The University of Leeds and the Chinese Academy of Sciences have teamed up to create a joint research institute to develop next generation energy storage systems.
Finding more effective and efficient ways to store energy is becoming increasingly important to deal with the problem of peak demand on electricity grids. The ability to store excess energy generated from wind or solar generation is also a pressing problem.
People use a wide variety of technologies to store energy, for example batteries, pumped hydro power plants and compressed air energy storage systems. But these all have several drawbacks. Batteries often are expensive and have a short life-span. Pumped storage plants, such as Dinorwic in North Wales, UK, pump water uphill into a reservoir or lake. They later release the water downhill to drive turbines when electricity demand is high. But these systems are very expensive and require special geological sites, as do compressed air systems.

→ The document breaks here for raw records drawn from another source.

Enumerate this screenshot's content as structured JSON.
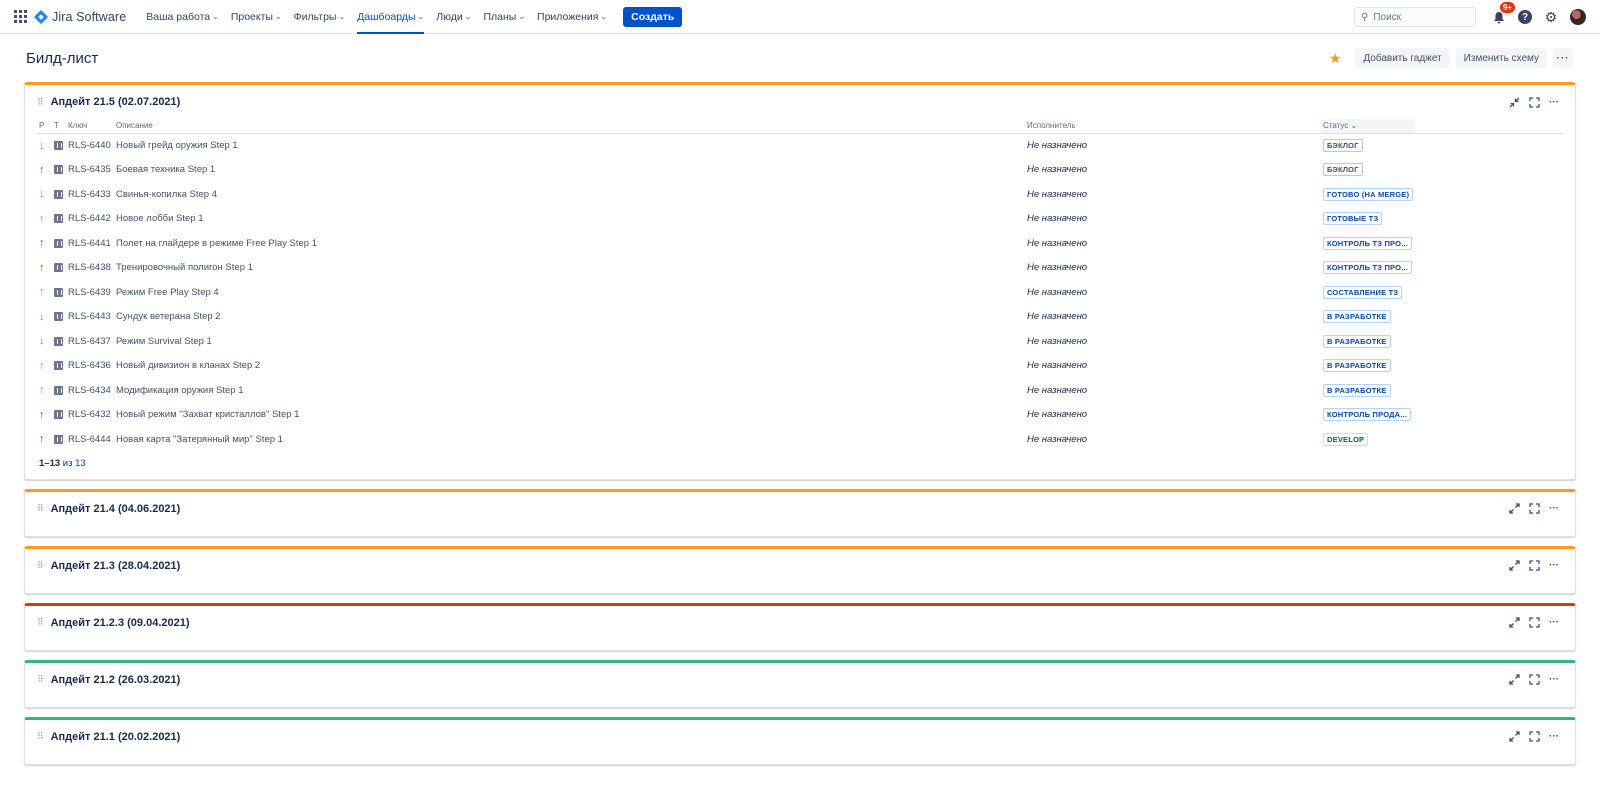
{
  "nav": {
    "product": "Jira Software",
    "items": [
      "Ваша работа",
      "Проекты",
      "Фильтры",
      "Дашбоарды",
      "Люди",
      "Планы",
      "Приложения"
    ],
    "create": "Создать",
    "search_placeholder": "Поиск",
    "notif_badge": "9+",
    "help_glyph": "?"
  },
  "page": {
    "title": "Билд-лист",
    "add_gadget": "Добавить гаджет",
    "edit_layout": "Изменить схему",
    "more": "···"
  },
  "main_gadget": {
    "title": "Апдейт 21.5 (02.07.2021)",
    "color": "#ff991f",
    "columns": {
      "p": "P",
      "t": "T",
      "key": "Ключ",
      "desc": "Описание",
      "assignee": "Исполнитель",
      "status": "Статус"
    },
    "rows": [
      {
        "priority": "low",
        "arrow": "↓",
        "key": "RLS-6440",
        "summary": "Новый грейд оружия Step 1",
        "assignee": "Не назначено",
        "status": "БЭКЛОГ",
        "status_color": "grey"
      },
      {
        "priority": "high",
        "arrow": "↑",
        "key": "RLS-6435",
        "summary": "Боевая техника Step 1",
        "assignee": "Не назначено",
        "status": "БЭКЛОГ",
        "status_color": "grey"
      },
      {
        "priority": "low",
        "arrow": "↓",
        "key": "RLS-6433",
        "summary": "Свинья-копилка Step 4",
        "assignee": "Не назначено",
        "status": "ГОТОВО (НА MERGE)",
        "status_color": "blue"
      },
      {
        "priority": "med",
        "arrow": "↑",
        "key": "RLS-6442",
        "summary": "Новое лобби Step 1",
        "assignee": "Не назначено",
        "status": "ГОТОВЫЕ ТЗ",
        "status_color": "blue"
      },
      {
        "priority": "high",
        "arrow": "↑",
        "key": "RLS-6441",
        "summary": "Полет на глайдере в режиме Free Play Step 1",
        "assignee": "Не назначено",
        "status": "КОНТРОЛЬ ТЗ ПРО...",
        "status_color": "blue"
      },
      {
        "priority": "high",
        "arrow": "↑",
        "key": "RLS-6438",
        "summary": "Тренировочный полигон Step 1",
        "assignee": "Не назначено",
        "status": "КОНТРОЛЬ ТЗ ПРО...",
        "status_color": "blue"
      },
      {
        "priority": "med",
        "arrow": "↑",
        "key": "RLS-6439",
        "summary": "Режим Free Play Step 4",
        "assignee": "Не назначено",
        "status": "СОСТАВЛЕНИЕ ТЗ",
        "status_color": "blue"
      },
      {
        "priority": "low",
        "arrow": "↓",
        "key": "RLS-6443",
        "summary": "Сундук ветерана Step 2",
        "assignee": "Не назначено",
        "status": "В РАЗРАБОТКЕ",
        "status_color": "blue"
      },
      {
        "priority": "low",
        "arrow": "↓",
        "key": "RLS-6437",
        "summary": "Режим Survival Step 1",
        "assignee": "Не назначено",
        "status": "В РАЗРАБОТКЕ",
        "status_color": "blue"
      },
      {
        "priority": "med",
        "arrow": "↑",
        "key": "RLS-6436",
        "summary": "Новый дивизион в кланах Step 2",
        "assignee": "Не назначено",
        "status": "В РАЗРАБОТКЕ",
        "status_color": "blue"
      },
      {
        "priority": "med",
        "arrow": "↑",
        "key": "RLS-6434",
        "summary": "Модификация оружия Step 1",
        "assignee": "Не назначено",
        "status": "В РАЗРАБОТКЕ",
        "status_color": "blue"
      },
      {
        "priority": "high",
        "arrow": "↑",
        "key": "RLS-6432",
        "summary": "Новый режим \"Захват кристаллов\" Step 1",
        "assignee": "Не назначено",
        "status": "КОНТРОЛЬ ПРОДА...",
        "status_color": "blue"
      },
      {
        "priority": "high",
        "arrow": "↑",
        "key": "RLS-6444",
        "summary": "Новая карта \"Затерянный мир\" Step 1",
        "assignee": "Не назначено",
        "status": "DEVELOP",
        "status_color": "green"
      }
    ],
    "pagination": {
      "range": "1–13",
      "of": "из",
      "total": "13"
    }
  },
  "collapsed_gadgets": [
    {
      "title": "Апдейт 21.4 (04.06.2021)",
      "color": "#ff991f"
    },
    {
      "title": "Апдейт 21.3 (28.04.2021)",
      "color": "#ff991f"
    },
    {
      "title": "Апдейт 21.2.3 (09.04.2021)",
      "color": "#de350b"
    },
    {
      "title": "Апдейт 21.2 (26.03.2021)",
      "color": "#36b37e"
    },
    {
      "title": "Апдейт 21.1 (20.02.2021)",
      "color": "#36b37e"
    }
  ]
}
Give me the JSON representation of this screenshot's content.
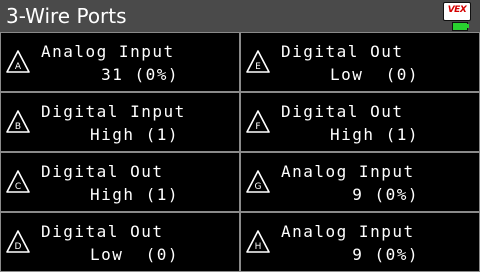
{
  "header": {
    "title": "3-Wire Ports",
    "logo_text": "VEX",
    "battery_color": "#29d12f",
    "bar_color": "#4a4a4a"
  },
  "ports": [
    {
      "letter": "A",
      "type": "Analog Input",
      "value": "31 (0%)"
    },
    {
      "letter": "E",
      "type": "Digital Out",
      "value": "Low  (0)"
    },
    {
      "letter": "B",
      "type": "Digital Input",
      "value": "High (1)"
    },
    {
      "letter": "F",
      "type": "Digital Out",
      "value": "High (1)"
    },
    {
      "letter": "C",
      "type": "Digital Out",
      "value": "High (1)"
    },
    {
      "letter": "G",
      "type": "Analog Input",
      "value": "9 (0%)"
    },
    {
      "letter": "D",
      "type": "Digital Out",
      "value": "Low  (0)"
    },
    {
      "letter": "H",
      "type": "Analog Input",
      "value": "9 (0%)"
    }
  ]
}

The new institute will focus on thermal and mechanical based energy storage technologies which promise to overcome many of these problems. Thermal energy accounts for about 90% global spending on energy; it makes sense to find ways to store energy in the same form as which you want to use it. Nearly 50 researchers will work on research projects with an overall budget of 4 million. The projects will develop and test new materials and processes for energy storage and explore methods for transferring and using energy more efficiently in both domestic setting and industry.
The joint research institute is a collaboration between the Institute of Particle Science & Engineering at the University of Leeds and the Institute of Process Engineering (IPE) of the Chinese Academy of Sciences (CAS). The two partners have worked together on projects for many years (see Energy storage system deals with sudden draws on the grid), but this is the first time they have agreed to coordinate and combi
|Contact: Paula Gould|
University of Leeds